Moreover, these are the signs of a potent creator. A player like Riyad Mahrez at Man City prefers playing on the right because, more often than not, he wants to cut in on his favoured and score a goal. Bailey, however, likes to run at the opposition defence and create chances. The Jamaican attempted 136 dribbles last season and had a 57% success rate. None of Villa’s wingers even crossed the 100 mark last season.

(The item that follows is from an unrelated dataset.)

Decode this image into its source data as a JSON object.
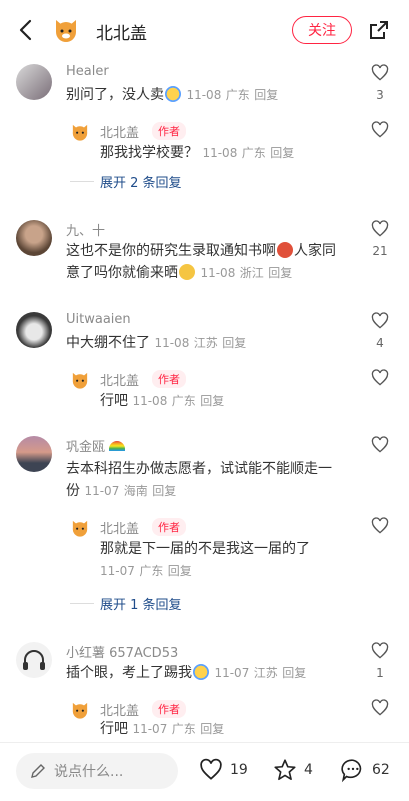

In terms of chance creation, the 23-year-old was creating 4.12 shot-creating chances last season, a fair away off from Grealish’s 6.50. However, most of the chances that Grealish created were from brilliant passes, whereas Bailey creates chances by dribbling at the opposition and then finding the key pass. This could certainly work for Aston Villa, who might undergo a shift of formation this season after the arrival of Danny Ings. Dean Smith could function with a 4-4-2 formation with Ollie Watkins and Ings upfront while he could use Leon Bailey on the left-hand side.
2) The ball-progressor:
An image Villa fans were familiar with last season was Jack Grealish or Bertrand Traore coming deep to collect the ball and carrying it forward 20 or 30 yards by themselves. Bailey can also credit his name to this list this season. Although the Jamaican’s numbers will not match up to Grealish’s numbers, there are not that far away, and they are certainly better than any other Villa player.
The 23-year-old successfully carried the ball into the final third 63 times while he was completed 36 carries into the penalty box. If Villa choose to continue with a 4-2-3-1, Bailey’s ability to carry the ball into the dangerous areas will come incredibly handy. The Jamaican enjoys running the ball into the box or till the by-line and then finding the perfect pass into the box.
Apart from being a creative left-winger, Bailey is also an incredible dead-ball specialist, as he has the ability to whip in brilliant crosses from corners, while he can also score thunderous and sumptuous free-kicks. Additionally, Bailey can also defend as he is a great tackler of the ball while he also knows how to corner the opposition team into giving the ball– a lot like the Villans. While he is not a replacement for Grealish, he certainly can be developed into one and perhaps more. At only 23, Bailey is dynamic, fast, and has the build to quickly settle into the Premier League. Moreover, he does not cause a shift in Villa’s current set up and he suffices their current need– a spark in the attack.
Leon Bailey might not be a big-money move, but the Jamaican certainly has the capability to light up the Premier League.